** Work instruction **
Going through the data, count each line that has the word "heading". Reply with the total and nothing more.

** Data **
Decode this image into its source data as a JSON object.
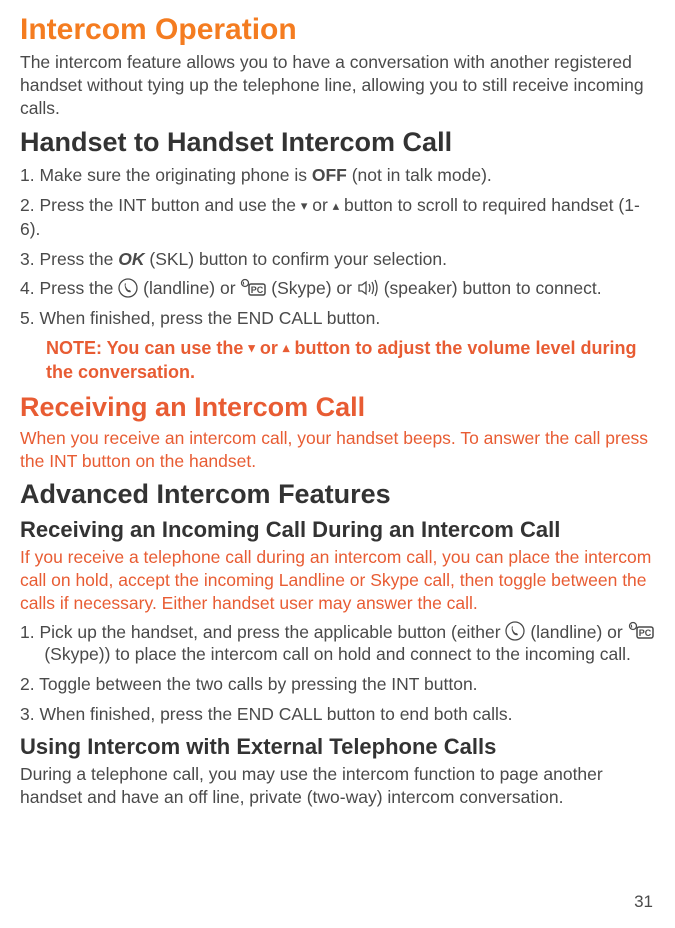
{
  "title": "Intercom Operation",
  "intro": "The intercom feature allows you to have a conversation with another registered handset without tying up the telephone line, allowing you to still receive incoming calls.",
  "section1": {
    "heading": "Handset to Handset Intercom Call",
    "step1a": "1. Make sure the originating phone is ",
    "step1b": "OFF",
    "step1c": " (not in talk mode).",
    "step2a": "2. Press the INT button and use the ",
    "step2b": " or ",
    "step2c": " button to scroll to required handset (1-6).",
    "step3a": "3. Press the ",
    "step3b": "OK",
    "step3c": " (SKL) button to confirm your selection.",
    "step4a": "4. Press the ",
    "step4b": " (landline) or ",
    "step4c": " (Skype) or ",
    "step4d": " (speaker) button to connect.",
    "step5": "5. When finished, press the END CALL button.",
    "note_a": "NOTE: You can use the ",
    "note_b": " or ",
    "note_c": " button to adjust the volume level during the conversation."
  },
  "section2": {
    "heading": "Receiving an Intercom Call",
    "text": "When you receive an intercom call, your handset beeps. To answer the call press the INT button on the handset."
  },
  "section3": {
    "heading": "Advanced Intercom Features",
    "sub1": {
      "heading": "Receiving an Incoming Call During an Intercom Call",
      "intro": "If you receive a telephone call during an intercom call, you can place the intercom call on hold, accept the incoming Landline or Skype call, then toggle between the calls if necessary. Either handset user may answer the call.",
      "step1a": "1. Pick up the handset, and press the applicable button (either ",
      "step1b": " (landline) or ",
      "step1c": " (Skype)) to place the intercom call on hold and connect to the incoming call.",
      "step2": "2. Toggle between the two calls by pressing the INT button.",
      "step3": "3. When finished, press the END CALL button to end both calls."
    },
    "sub2": {
      "heading": "Using Intercom with External Telephone Calls",
      "text": "During a telephone call, you may use the intercom function to page another handset and have an off line, private (two-way) intercom conversation."
    }
  },
  "page": "31"
}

** Answer to this task **
5